(TASK BRIEF) Among the entries below, how many lines hold "name"? Reply with the number only.

RECORDS PROVIDED section start

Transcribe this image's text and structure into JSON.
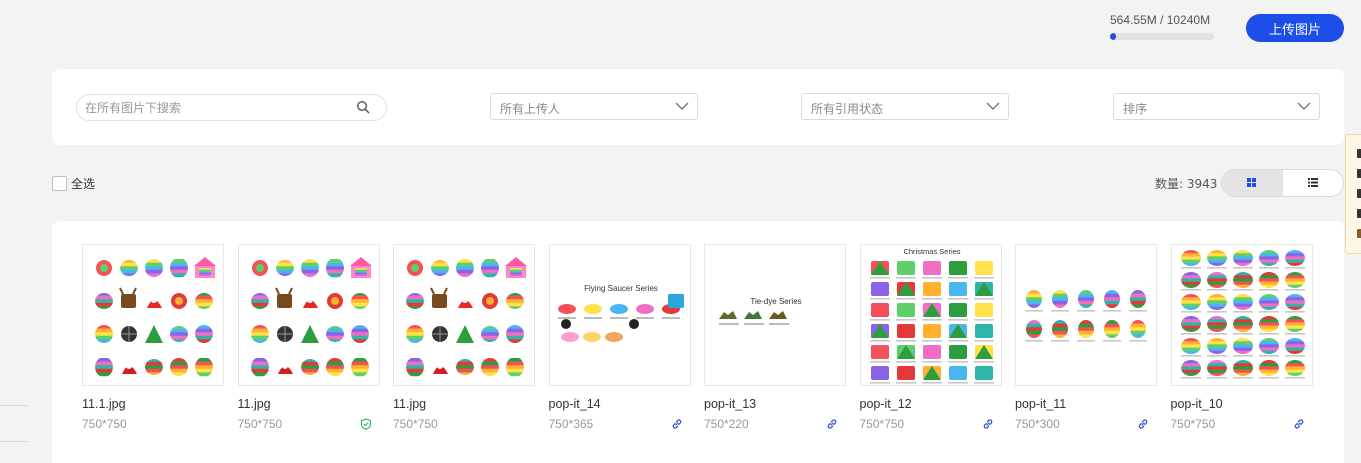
{
  "storage": {
    "text": "564.55M / 10240M",
    "used_fraction": 0.055
  },
  "upload_button": "上传图片",
  "filters": {
    "search_placeholder": "在所有图片下搜索",
    "uploader": "所有上传人",
    "reference_status": "所有引用状态",
    "sort": "排序"
  },
  "select_all": "全选",
  "count_label": "数量: 3943",
  "view": {
    "active": "grid"
  },
  "colors": {
    "accent": "#1d4ee8",
    "link_icon": "#2b4fd0",
    "shield_icon": "#2fae60"
  },
  "images": [
    {
      "name": "11.1.jpg",
      "size": "750*750",
      "badge": "none",
      "thumb": "toys"
    },
    {
      "name": "11.jpg",
      "size": "750*750",
      "badge": "shield-icon",
      "thumb": "toys"
    },
    {
      "name": "11.jpg",
      "size": "750*750",
      "badge": "none",
      "thumb": "toys"
    },
    {
      "name": "pop-it_14",
      "size": "750*365",
      "badge": "link-icon",
      "thumb": "series",
      "caption": "Flying Saucer Series"
    },
    {
      "name": "pop-it_13",
      "size": "750*220",
      "badge": "link-icon",
      "thumb": "series",
      "caption": "Tie-dye Series"
    },
    {
      "name": "pop-it_12",
      "size": "750*750",
      "badge": "link-icon",
      "thumb": "catalog",
      "caption": "Christmas Series"
    },
    {
      "name": "pop-it_11",
      "size": "750*300",
      "badge": "link-icon",
      "thumb": "strip"
    },
    {
      "name": "pop-it_10",
      "size": "750*750",
      "badge": "link-icon",
      "thumb": "catalog"
    }
  ]
}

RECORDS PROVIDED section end

(SOLVED EXERCISE) 8